14 Pauwels concludes by calling for more scholarship that is not based on western film scholarship. However, she does so by first suggesting that "South Asian diaspora viewers may feel exposed when their cinema is compared to the mainstream fare in the West. There is a need for serious work mat helps understand the popular Indian movies on their own terms without unhelpful value judgments dictated by Hollywood pundits" (2). This dissertation, instigated before Pauwels' book was published, extends her observation to argue that naturally spectators of recent popular Hindi cinema experience an anxiety. Due to the standards and harsh judgments that equate these films not only with an inferior aesthetic but with an under-developed model of modernity, citizenship and taste under the auspices of globalization, how could an Indian director or popular Hindi film fan not feel anxious when the global eye has turned so explicitly towards popular Hindi cinema to define modern India? Only in the last decade has the dominant global media, and Hollywood, turned its (if ironic) gaze towards Bollywood as Bollywood takes up a larger slice of the international market share and public consciousness. Anxieties about proper circulation are coming into the international public discourse more frequently due to globalization and the linking of contemporary India's economic potential and threat to Hollywood. Bollywood then dramatizes certain anxieties about being viewed within films and in the public discourse around them. Ashish Rajadhyaksha explains that "Bollywood clearly is reconfiguring the field of the cinema in important ways. What does it pick as translatable into the new corporate economy, what is it that this economy leaves behind?

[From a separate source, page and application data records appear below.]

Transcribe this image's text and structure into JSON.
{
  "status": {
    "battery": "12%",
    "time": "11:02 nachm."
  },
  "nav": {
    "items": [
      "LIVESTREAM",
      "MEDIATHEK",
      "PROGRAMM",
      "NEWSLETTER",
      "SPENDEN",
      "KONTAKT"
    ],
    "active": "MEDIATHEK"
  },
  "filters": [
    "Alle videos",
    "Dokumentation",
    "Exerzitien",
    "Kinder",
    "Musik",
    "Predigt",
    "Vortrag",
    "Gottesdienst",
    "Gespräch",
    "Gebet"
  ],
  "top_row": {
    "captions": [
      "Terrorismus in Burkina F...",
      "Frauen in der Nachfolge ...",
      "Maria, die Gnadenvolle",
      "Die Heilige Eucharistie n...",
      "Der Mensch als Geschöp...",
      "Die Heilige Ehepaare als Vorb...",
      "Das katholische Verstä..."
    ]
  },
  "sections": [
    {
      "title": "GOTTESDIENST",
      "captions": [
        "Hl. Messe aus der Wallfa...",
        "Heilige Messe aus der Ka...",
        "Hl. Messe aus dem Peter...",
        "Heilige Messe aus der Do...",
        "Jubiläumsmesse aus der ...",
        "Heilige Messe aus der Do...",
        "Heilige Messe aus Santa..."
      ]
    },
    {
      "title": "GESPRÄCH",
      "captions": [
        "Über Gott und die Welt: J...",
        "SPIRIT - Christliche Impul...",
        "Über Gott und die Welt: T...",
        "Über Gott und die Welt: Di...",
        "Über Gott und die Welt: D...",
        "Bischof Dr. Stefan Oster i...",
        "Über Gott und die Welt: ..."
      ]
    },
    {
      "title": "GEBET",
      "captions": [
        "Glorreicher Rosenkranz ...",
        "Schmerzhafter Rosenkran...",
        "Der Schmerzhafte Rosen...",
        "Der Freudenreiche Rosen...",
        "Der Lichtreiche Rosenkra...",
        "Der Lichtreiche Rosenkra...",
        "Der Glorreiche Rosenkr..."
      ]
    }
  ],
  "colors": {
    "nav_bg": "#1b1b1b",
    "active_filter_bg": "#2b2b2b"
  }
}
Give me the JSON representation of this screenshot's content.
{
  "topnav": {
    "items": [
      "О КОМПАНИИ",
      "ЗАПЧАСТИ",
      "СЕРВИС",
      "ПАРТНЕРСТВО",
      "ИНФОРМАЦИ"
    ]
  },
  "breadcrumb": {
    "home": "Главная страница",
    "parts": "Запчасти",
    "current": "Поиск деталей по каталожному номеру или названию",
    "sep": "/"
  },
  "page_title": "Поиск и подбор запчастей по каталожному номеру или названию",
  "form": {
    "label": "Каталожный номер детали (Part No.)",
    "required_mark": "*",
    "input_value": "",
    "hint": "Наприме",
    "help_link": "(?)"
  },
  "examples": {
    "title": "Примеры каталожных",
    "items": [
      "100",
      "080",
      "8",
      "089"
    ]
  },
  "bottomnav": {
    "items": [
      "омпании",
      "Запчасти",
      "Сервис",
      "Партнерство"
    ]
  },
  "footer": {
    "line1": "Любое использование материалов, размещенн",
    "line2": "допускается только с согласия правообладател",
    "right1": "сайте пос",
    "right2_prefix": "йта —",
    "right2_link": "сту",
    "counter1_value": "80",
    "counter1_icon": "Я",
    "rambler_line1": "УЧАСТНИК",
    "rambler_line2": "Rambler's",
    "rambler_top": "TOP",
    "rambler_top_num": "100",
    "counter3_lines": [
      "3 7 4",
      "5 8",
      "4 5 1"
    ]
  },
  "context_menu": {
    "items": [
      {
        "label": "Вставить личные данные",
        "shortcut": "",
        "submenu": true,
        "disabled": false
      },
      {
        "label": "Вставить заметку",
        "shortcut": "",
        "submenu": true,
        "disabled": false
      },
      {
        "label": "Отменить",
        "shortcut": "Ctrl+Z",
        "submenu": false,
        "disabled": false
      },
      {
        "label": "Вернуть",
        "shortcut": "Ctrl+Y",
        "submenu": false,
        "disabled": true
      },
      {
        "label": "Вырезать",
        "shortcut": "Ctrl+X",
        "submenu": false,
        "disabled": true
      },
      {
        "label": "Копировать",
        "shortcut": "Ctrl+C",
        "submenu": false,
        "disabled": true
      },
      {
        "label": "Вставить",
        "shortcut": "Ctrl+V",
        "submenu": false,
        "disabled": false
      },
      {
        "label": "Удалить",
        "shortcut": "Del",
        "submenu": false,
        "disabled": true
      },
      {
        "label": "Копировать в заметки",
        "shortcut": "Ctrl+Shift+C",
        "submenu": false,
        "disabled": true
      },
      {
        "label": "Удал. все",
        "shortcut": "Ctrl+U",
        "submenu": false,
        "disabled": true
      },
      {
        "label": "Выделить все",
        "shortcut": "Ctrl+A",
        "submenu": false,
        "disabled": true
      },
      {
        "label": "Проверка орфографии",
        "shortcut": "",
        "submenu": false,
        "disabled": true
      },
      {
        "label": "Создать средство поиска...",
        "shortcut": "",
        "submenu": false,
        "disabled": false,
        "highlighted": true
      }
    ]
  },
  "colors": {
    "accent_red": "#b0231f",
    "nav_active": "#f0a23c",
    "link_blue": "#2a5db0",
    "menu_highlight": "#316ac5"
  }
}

This would be as important a cultural question as an economic one" (26). The anxiety of adaptation is